By Cheryl Pellerin
American Forces Press Service
WASHINGTON – The United States condemns in the strongest terms the outrageous and shocking attack on the U.S. Consulate in Benghazi, Libya, that killed U.S. Ambassador J. Christopher Stevens and three other American personnel, President Barack Obama said this morning.
Also killed were Foreign Service Information Management Officer Sean Smith and two others whose names are being withheld until State Department officials notify their families.
“We're working with the government of Libya to secure our diplomats,” Obama said. “I've also directed my administration to increase our security at diplomatic posts around the world. And make no mistake -- we will work with the Libyan government to bring to justice the killers who attacked our people.”
At the Defense Department, Pentagon spokeswoman Navy Cmdr. Wendy Snyder said, “We are saddened by this tragic loss at the Embassy in Benghazi. We are working closely with the State Department and standing by to provide whatever support that may be needed.”
Standing in the White House Rose Garden with Secretary of State Hillary Rodham Clinton, the president said the United States, since its founding, has been a nation that respects all faiths.
“We reject all efforts to denigrate the religious beliefs of others,” he added. “But there is absolutely no justification for this type of senseless violence -- none. The world must stand together to unequivocally reject these brutal acts.”
Already, Obama said, many Libyans have joined the United States in rejecting the acts. The attack will not break the bonds between the United States and Libya, he added.

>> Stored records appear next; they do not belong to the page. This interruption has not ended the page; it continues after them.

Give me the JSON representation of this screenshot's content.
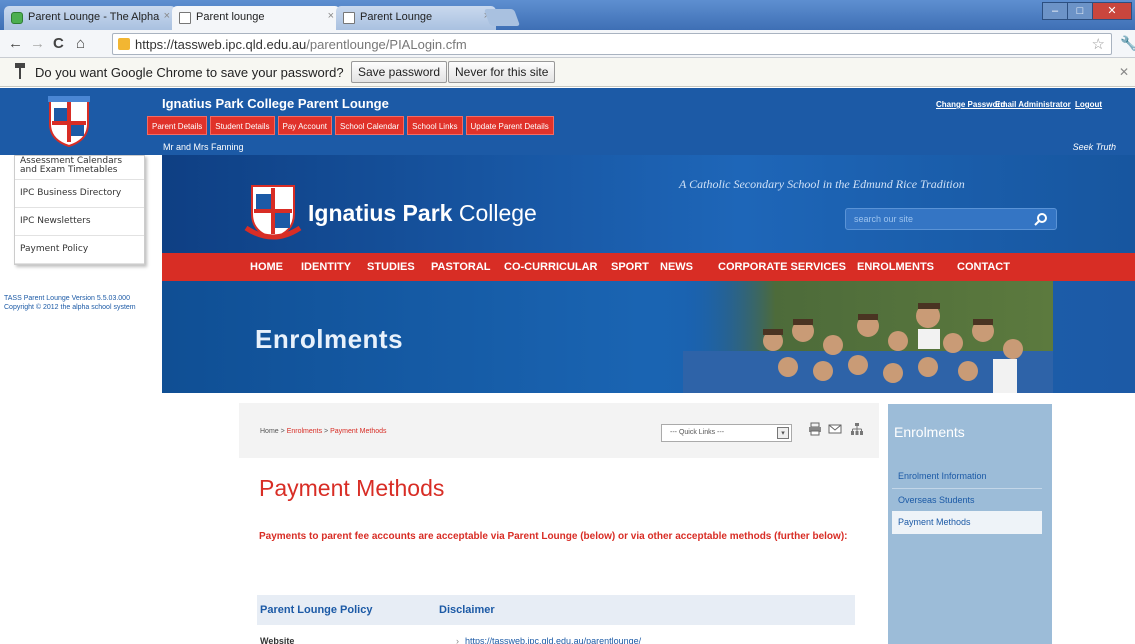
{
  "browser": {
    "tabs": [
      {
        "title": "Parent Lounge - The Alpha",
        "state": "inactive"
      },
      {
        "title": "Parent lounge",
        "state": "active"
      },
      {
        "title": "Parent Lounge",
        "state": "inactive"
      }
    ],
    "url_host": "https://tassweb.ipc.qld.edu.au",
    "url_path": "/parentlounge/PIALogin.cfm",
    "password_bar": {
      "prompt": "Do you want Google Chrome to save your password?",
      "save_label": "Save password",
      "never_label": "Never for this site"
    }
  },
  "parent_lounge": {
    "title": "Ignatius Park College Parent Lounge",
    "tabs": [
      "Parent Details",
      "Student Details",
      "Pay Account",
      "School Calendar",
      "School Links",
      "Update Parent Details"
    ],
    "user": "Mr and Mrs Fanning",
    "links": {
      "change_password": "Change Password",
      "email_admin": "Email Administrator",
      "logout": "Logout"
    },
    "motto": "Seek Truth",
    "left_menu": [
      "Assessment Calendars and Exam Timetables",
      "IPC Business Directory",
      "IPC Newsletters",
      "Payment Policy"
    ],
    "version_info": "TASS Parent Lounge Version 5.5.03.000 Copyright © 2012 the alpha school system"
  },
  "site": {
    "name_bold": "Ignatius Park",
    "name_regular": " College",
    "tagline": "A Catholic Secondary School in the Edmund Rice Tradition",
    "search_placeholder": "search our site",
    "nav": [
      "HOME",
      "IDENTITY",
      "STUDIES",
      "PASTORAL",
      "CO-CURRICULAR",
      "SPORT",
      "NEWS",
      "CORPORATE SERVICES",
      "ENROLMENTS",
      "CONTACT"
    ],
    "hero_title": "Enrolments"
  },
  "content": {
    "breadcrumb": {
      "home": "Home",
      "sep": ">",
      "section": "Enrolments",
      "page": "Payment Methods"
    },
    "quick_links": "--- Quick Links ---",
    "heading": "Payment Methods",
    "intro": "Payments to parent fee accounts are acceptable via Parent Lounge (below) or via other acceptable methods (further below):",
    "table_headers": [
      "Parent Lounge Policy",
      "Disclaimer"
    ],
    "row_website": {
      "label": "Website",
      "link": "https://tassweb.ipc.qld.edu.au/parentlounge/"
    }
  },
  "sidebar": {
    "title": "Enrolments",
    "items": [
      "Enrolment Information",
      "Overseas Students",
      "Payment Methods"
    ],
    "active_index": 2
  },
  "colors": {
    "brand_blue": "#1c5aa6",
    "brand_red": "#d82d25",
    "sidebar_blue": "#9cbcd8"
  }
}
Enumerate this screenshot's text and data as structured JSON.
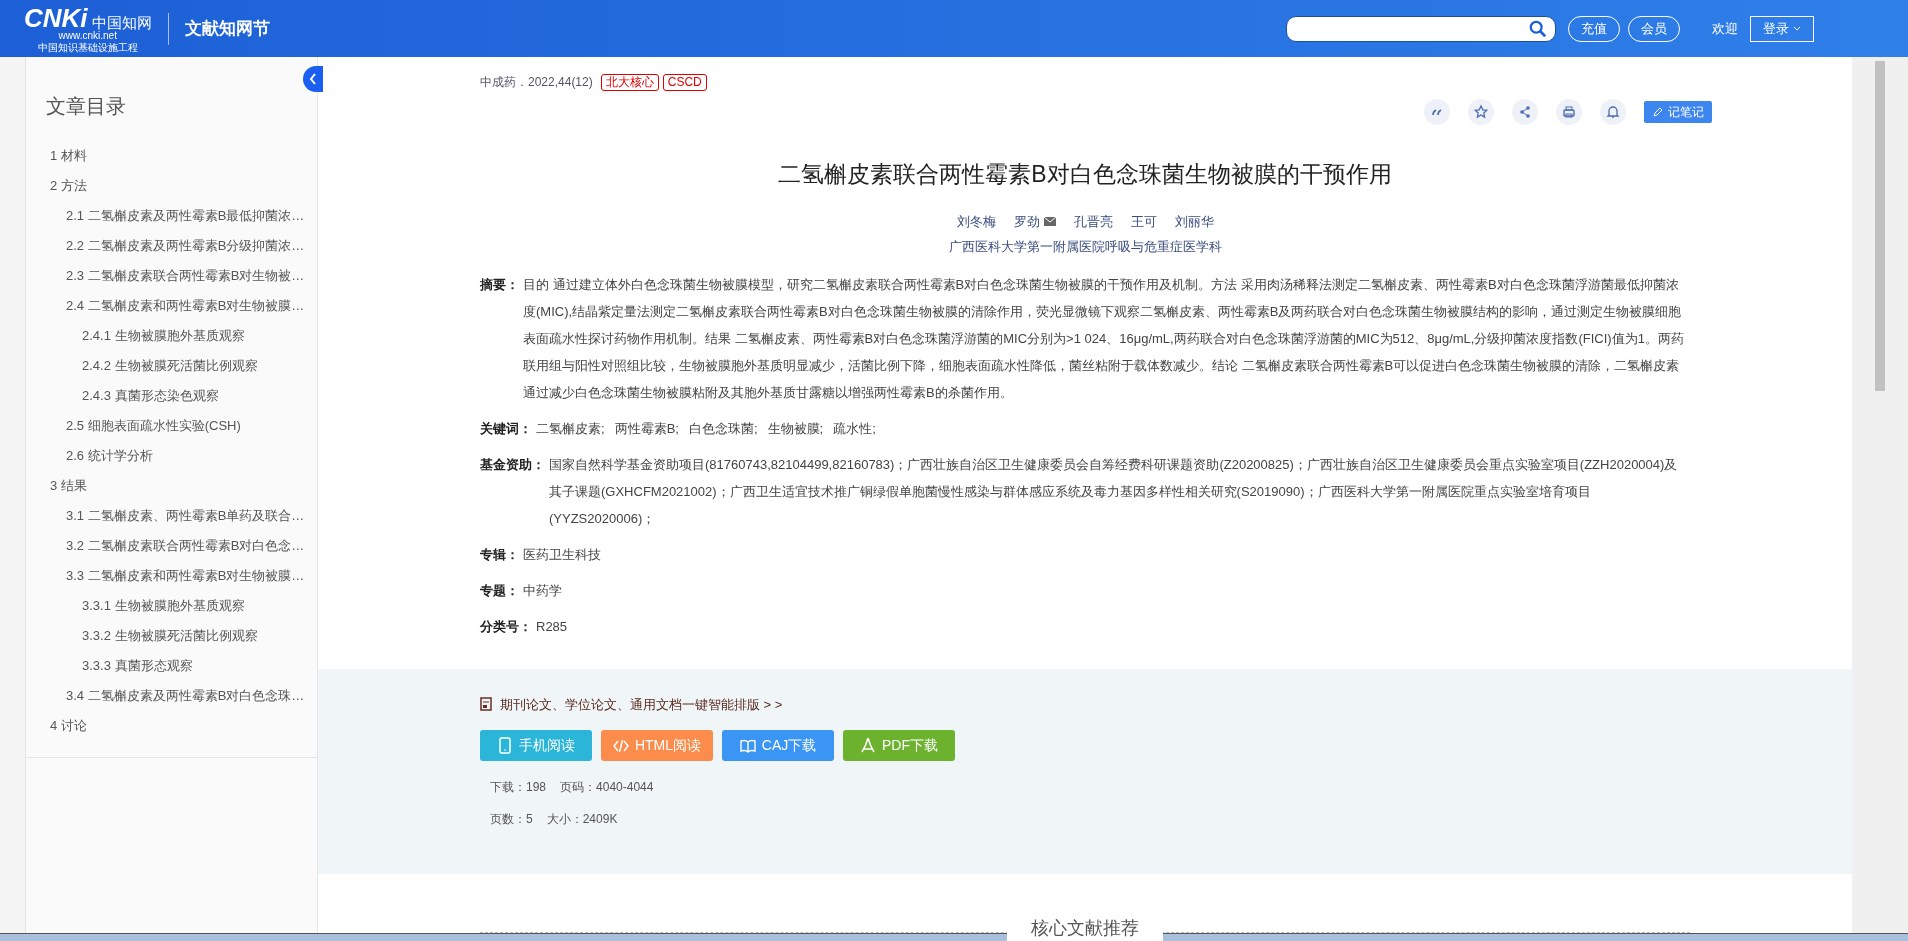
{
  "header": {
    "logo_letters": "CNKi",
    "logo_cn": "中国知网",
    "logo_url": "www.cnki.net",
    "logo_slogan": "中国知识基础设施工程",
    "section_title": "文献知网节",
    "buttons": [
      "充值",
      "会员"
    ],
    "welcome": "欢迎",
    "login": "登录"
  },
  "sidebar": {
    "title": "文章目录",
    "items": [
      {
        "label": "1 材料"
      },
      {
        "label": "2 方法",
        "children": [
          {
            "label": "2.1 二氢槲皮素及两性霉素B最低抑菌浓…"
          },
          {
            "label": "2.2 二氢槲皮素及两性霉素B分级抑菌浓…"
          },
          {
            "label": "2.3 二氢槲皮素联合两性霉素B对生物被…"
          },
          {
            "label": "2.4 二氢槲皮素和两性霉素B对生物被膜…",
            "children": [
              {
                "label": "2.4.1 生物被膜胞外基质观察"
              },
              {
                "label": "2.4.2 生物被膜死活菌比例观察"
              },
              {
                "label": "2.4.3 真菌形态染色观察"
              }
            ]
          },
          {
            "label": "2.5 细胞表面疏水性实验(CSH)"
          },
          {
            "label": "2.6 统计学分析"
          }
        ]
      },
      {
        "label": "3 结果",
        "children": [
          {
            "label": "3.1 二氢槲皮素、两性霉素B单药及联合…"
          },
          {
            "label": "3.2 二氢槲皮素联合两性霉素B对白色念…"
          },
          {
            "label": "3.3 二氢槲皮素和两性霉素B对生物被膜…",
            "children": [
              {
                "label": "3.3.1 生物被膜胞外基质观察"
              },
              {
                "label": "3.3.2 生物被膜死活菌比例观察"
              },
              {
                "label": "3.3.3 真菌形态观察"
              }
            ]
          },
          {
            "label": "3.4 二氢槲皮素及两性霉素B对白色念珠…"
          }
        ]
      },
      {
        "label": "4 讨论"
      }
    ]
  },
  "article": {
    "source": "中成药．2022,44(12)",
    "tags": [
      "北大核心",
      "CSCD"
    ],
    "note_button": "记笔记",
    "title": "二氢槲皮素联合两性霉素B对白色念珠菌生物被膜的干预作用",
    "authors": [
      {
        "name": "刘冬梅",
        "email": false
      },
      {
        "name": "罗劲",
        "email": true
      },
      {
        "name": "孔晋亮",
        "email": false
      },
      {
        "name": "王可",
        "email": false
      },
      {
        "name": "刘丽华",
        "email": false
      }
    ],
    "affiliation": "广西医科大学第一附属医院呼吸与危重症医学科",
    "fields": [
      {
        "kind": "text",
        "label": "摘要：",
        "value": "目的 通过建立体外白色念珠菌生物被膜模型，研究二氢槲皮素联合两性霉素B对白色念珠菌生物被膜的干预作用及机制。方法 采用肉汤稀释法测定二氢槲皮素、两性霉素B对白色念珠菌浮游菌最低抑菌浓度(MIC),结晶紫定量法测定二氢槲皮素联合两性霉素B对白色念珠菌生物被膜的清除作用，荧光显微镜下观察二氢槲皮素、两性霉素B及两药联合对白色念珠菌生物被膜结构的影响，通过测定生物被膜细胞表面疏水性探讨药物作用机制。结果 二氢槲皮素、两性霉素B对白色念珠菌浮游菌的MIC分别为>1 024、16μg/mL,两药联合对白色念珠菌浮游菌的MIC为512、8μg/mL,分级抑菌浓度指数(FICI)值为1。两药联用组与阳性对照组比较，生物被膜胞外基质明显减少，活菌比例下降，细胞表面疏水性降低，菌丝粘附于载体数减少。结论 二氢槲皮素联合两性霉素B可以促进白色念珠菌生物被膜的清除，二氢槲皮素通过减少白色念珠菌生物被膜粘附及其胞外基质甘露糖以增强两性霉素B的杀菌作用。"
      },
      {
        "kind": "links",
        "label": "关键词：",
        "values": [
          "二氢槲皮素;",
          "两性霉素B;",
          "白色念珠菌;",
          "生物被膜;",
          "疏水性;"
        ]
      },
      {
        "kind": "text",
        "label": "基金资助：",
        "value": "国家自然科学基金资助项目(81760743,82104499,82160783)；广西壮族自治区卫生健康委员会自筹经费科研课题资助(Z20200825)；广西壮族自治区卫生健康委员会重点实验室项目(ZZH2020004)及其子课题(GXHCFM2021002)；广西卫生适宜技术推广铜绿假单胞菌慢性感染与群体感应系统及毒力基因多样性相关研究(S2019090)；广西医科大学第一附属医院重点实验室培育项目(YYZS2020006)；"
      },
      {
        "kind": "text",
        "label": "专辑：",
        "value": "医药卫生科技"
      },
      {
        "kind": "text",
        "label": "专题：",
        "value": "中药学"
      },
      {
        "kind": "text",
        "label": "分类号：",
        "value": "R285"
      }
    ]
  },
  "downloads": {
    "promo": "期刊论文、学位论文、通用文档一键智能排版 > >",
    "buttons": [
      {
        "kind": "mobile",
        "label": "手机阅读"
      },
      {
        "kind": "html",
        "label": "HTML阅读"
      },
      {
        "kind": "caj",
        "label": "CAJ下载"
      },
      {
        "kind": "pdf",
        "label": "PDF下载"
      }
    ],
    "stats": [
      [
        "下载：198",
        "页码：4040-4044"
      ],
      [
        "页数：5",
        "大小：2409K"
      ]
    ]
  },
  "recommend": {
    "title": "核心文献推荐"
  }
}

“Libyan security personnel fought back against the attackers alongside Americans,” Obama said. “Libyans helped some of our diplomats find safety, and they carried Ambassador Stevens' body to the hospital, where we tragically learned that he had died.”
Obama said it’s especially tragic that Stevens died in Benghazi, because it is a city that the fallen diplomat had helped to save.
“At the height of the Libyan revolution, Chris led our diplomatic post in Benghazi,” the president said. “With characteristic skill, courage and resolve, he built partnerships with Libyan revolutionaries and helped them as they planned to build a new Libya.”
When Moammar Gadhafi’s regime came to an end, Stevens served as U.S. ambassador to the new Libya and worked tirelessly to support the young democracy, Obama said.
“I think both Secretary Clinton and I have relied deeply on his knowledge of the situation on the ground there,” he added. “He was a role model to all who worked with him and to the young diplomats who aspire to walk in his footsteps.”
Stevens and his colleagues died in a country that is still striving to emerge from the recent experience of war, the president said.
“Today the loss of these four Americans is fresh, but our memories of them linger on,” he said. “I have no doubt that their legacy will live on through the work that they did far from our shores and in the hearts of those who love them back home.”
Freedom is only sustained “because there are people who are willing to fight for it, stand up for it and, in some cases, lay down their lives for it,” Obama said.
“We mourn for more Americans who represent the very best of the United States of America,” the president said. “We will not waver in our commitment to see that justice is done for this terrible act. And make no mistake -- justice will be done.”
After making his statement, a White House official said, the president visited the State Department, meeting with employees there to express his solidarity with U.S. diplomats stationed around the world.
“At this difficult time,” the official said, “he will give thanks for the service and sacrifices that our civilians make, and pay tribute to those who were lost.”